One such video game was Thorn EMI’s Computer War for Atari 8-bit, a game I very much enjoyed when I was a kid — and still like firing up now and then today. Check it out in the video below, and don’t forget to subscribe on YouTube for more!

Atari A to Z

Atari ST A to Z: The Untouchables

For the longest time, movie license games were a bit of a laughing stock. That’s because they were often poorly thought out affairs that didn’t really adapt their source material in any meaningful way.

Ocean’s The Untouchables is no exception to this rule, though it was reasonably well-received back in its day for its variety of different gameplay styles, solid performance even on the Atari ST, and stiff challenge.

Said stiff challenge makes it rather hard to enjoy today, sadly, but that doesn’t mean I don’t have a good crack at it! Check out my experiences in the video below, and don’t forget to subscribe on YouTube for more.

Atari A to Z

I’m Not Okay: Speaking Frankly About Mental Health, Frustration and Ambition

Hello, dear readers. I’m going to take you a bit “behind the curtain” today, as there are some things I need to talk about for the sake of my own wellbeing.

Oddly enough, the last time I talked about this stuff was at roughly the same time last year, so I’m not sure if there’s something in the air in August or what… but regardless, apologies in advance if I end up going over any of the same ground, which I probably will.

Normal business will resume tomorrow, but for today… indulge me if you will, please. These things are important to talk about.

Continue reading I’m Not Okay: Speaking Frankly About Mental Health, Frustration and Ambition

Atari A to Z Flashback: Maze Craze

If you’ve ever called your local bobby to come and sort out some youths in your neck of the woods, only for them to turn up four hours later well after they were actually needed, Maze Craze may provide some explanation.

Apparently coppers like nothing more than getting lost inside randomly generated city blocks with varying degrees of invisibility, desperate to make their way to the exit on the eastern edge of the district before the robbers they’re supposed to be catching actually catch them instead.

Okay, Maze Craze doesn’t make a ton of sense, but since when has that mattered for Atari 2600 games? Check it out in the video below, and don’t forget to subscribe on YouTube for more.

Atari A to Z

Atari A to Z: Yogi’s Great Escape

Yogi Bear is, it is said, smarter than the average bear. He was certainly smart enough to find himself in several licensed games for a variety of home computer platforms in the early ’90s.

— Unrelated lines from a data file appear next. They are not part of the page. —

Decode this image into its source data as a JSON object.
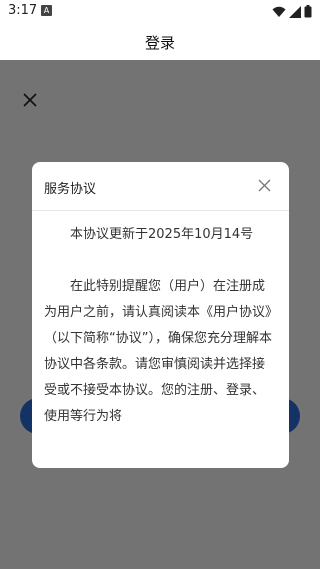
{
  "status_bar": {
    "time": "3:17",
    "notification_badge": "A"
  },
  "header": {
    "title": "登录"
  },
  "dialog": {
    "title": "服务协议",
    "paragraphs": [
      "本协议更新于2025年10月14号",
      "在此特别提醒您（用户）在注册成为用户之前，请认真阅读本《用户协议》（以下简称“协议”），确保您充分理解本协议中各条款。请您审慎阅读并选择接受或不接受本协议。您的注册、登录、使用等行为将"
    ]
  },
  "colors": {
    "overlay": "rgba(0,0,0,0.55)",
    "primary_button": "#2f6fe0",
    "link": "#4d6fb8"
  },
  "icons": {
    "wifi": "wifi-icon",
    "signal": "signal-icon",
    "battery": "battery-icon",
    "close": "close-icon"
  }
}
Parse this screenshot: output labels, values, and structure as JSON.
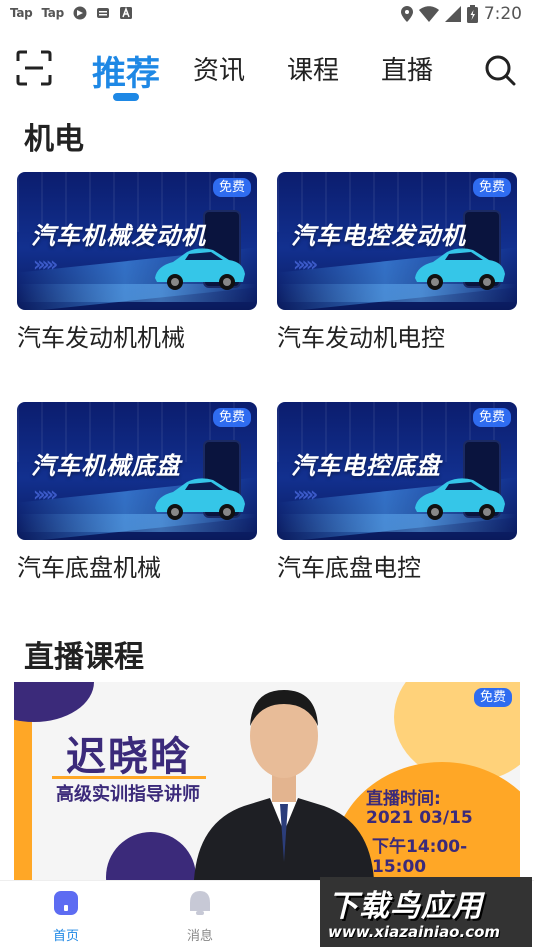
{
  "status_bar": {
    "left_items": [
      "Tap",
      "Tap"
    ],
    "time": "7:20"
  },
  "top_nav": {
    "tabs": [
      {
        "label": "推荐",
        "active": true
      },
      {
        "label": "资讯",
        "active": false
      },
      {
        "label": "课程",
        "active": false
      },
      {
        "label": "直播",
        "active": false
      }
    ],
    "accent_color": "#1e88e5"
  },
  "sections": {
    "mechatronics": {
      "title": "机电",
      "courses": [
        {
          "thumb_title": "汽车机械发动机",
          "badge": "免费",
          "label": "汽车发动机机械"
        },
        {
          "thumb_title": "汽车电控发动机",
          "badge": "免费",
          "label": "汽车发动机电控"
        },
        {
          "thumb_title": "汽车机械底盘",
          "badge": "免费",
          "label": "汽车底盘机械"
        },
        {
          "thumb_title": "汽车电控底盘",
          "badge": "免费",
          "label": "汽车底盘电控"
        }
      ]
    },
    "live": {
      "title": "直播课程",
      "banner": {
        "badge": "免费",
        "lecturer_name": "迟晓晗",
        "lecturer_title": "高级实训指导讲师",
        "time_label": "直播时间:",
        "date": "2021 03/15",
        "hours": "下午14:00-15:00"
      }
    }
  },
  "bottom_nav": {
    "items": [
      {
        "label": "首页",
        "active": true
      },
      {
        "label": "消息",
        "active": false
      }
    ]
  },
  "watermark": {
    "title": "下载鸟应用",
    "url": "www.xiazainiao.com"
  }
}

Here’s the Atari 8-bit version of Yogi’s Great Escape, a platform game that we’ve previously seen on the Atari ST A to Z series already. While technically inferior, the 8-bit version actually plays quite a bit better, with tight controls and clear mechanics that make it surprisingly enjoyable to play.

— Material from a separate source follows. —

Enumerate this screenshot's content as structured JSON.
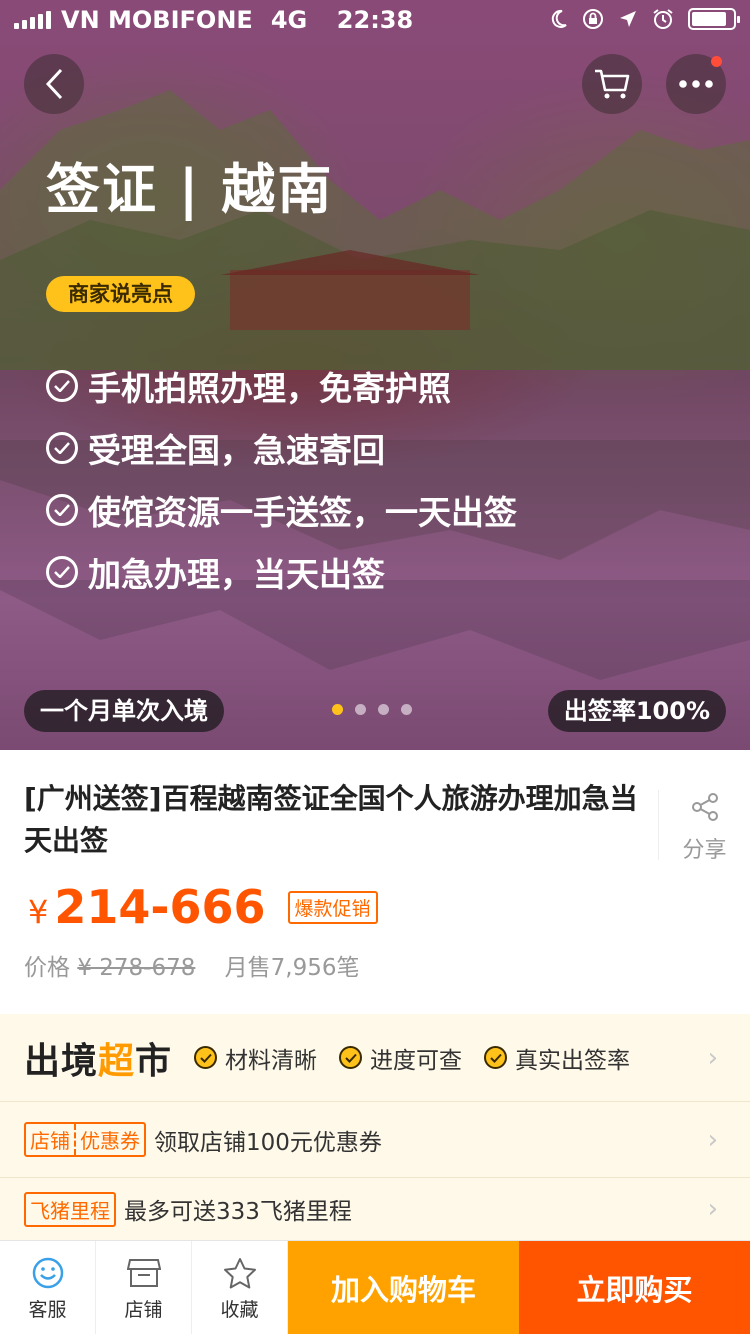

Enjoy the video below, and don’t forget to subscribe on YouTube for more.

Atari A to Z

Atari ST A to Z: Rana Rama

Rana Rama is one of those games that most ST owners probably played at some point, since it was distributed as part of the “Super Pack” bundle of software with new STs in 1988. And from there, the rampant piracy of the period meant that the disks of the Super Pack tended to find their way into other people’s hands, too!

It’s an interesting game, though, and had quite an influence on a number of subsequent developers. Notably, its use of “fog of war” to gradually reveal rooms as you enter them inspired Simon Phipps to adopt a similar approach when developing his exploration-centric platformer Switchblade for Core Design.

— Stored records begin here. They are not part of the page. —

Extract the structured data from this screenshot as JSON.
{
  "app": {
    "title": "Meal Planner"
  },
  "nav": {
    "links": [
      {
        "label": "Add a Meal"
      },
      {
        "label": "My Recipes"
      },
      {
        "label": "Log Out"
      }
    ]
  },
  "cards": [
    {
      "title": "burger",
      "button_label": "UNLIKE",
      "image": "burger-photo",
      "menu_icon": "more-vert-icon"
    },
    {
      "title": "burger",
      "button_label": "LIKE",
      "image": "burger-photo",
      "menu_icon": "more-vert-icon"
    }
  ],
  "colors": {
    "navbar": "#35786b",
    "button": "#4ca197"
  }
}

There’s also some very interesting mechanics going on under the hood. Watch me try and figure things out in the video below — and don’t forget to subscribe on YouTube for more!

Atari A to Z

Atari A to Z: Xirius Defect XXL

In the mood for a good puzzle? Well, fire up the ol’ Atari 8-bit because I’ve got a right cracker for you today.

Xirius Defect XXL is, as the name suggests, an expanded version of Xirius Defect, a modern Atari 8-bit title developed for the ABBUC software competition. This newer version adds a bunch of new levels, tightens up the mechanics (and the explanations thereof) and is an altogether polished package for anyone to enjoy.

Check it out in the video below, and don’t forget to subscribe on YouTube for more!

Atari A to Z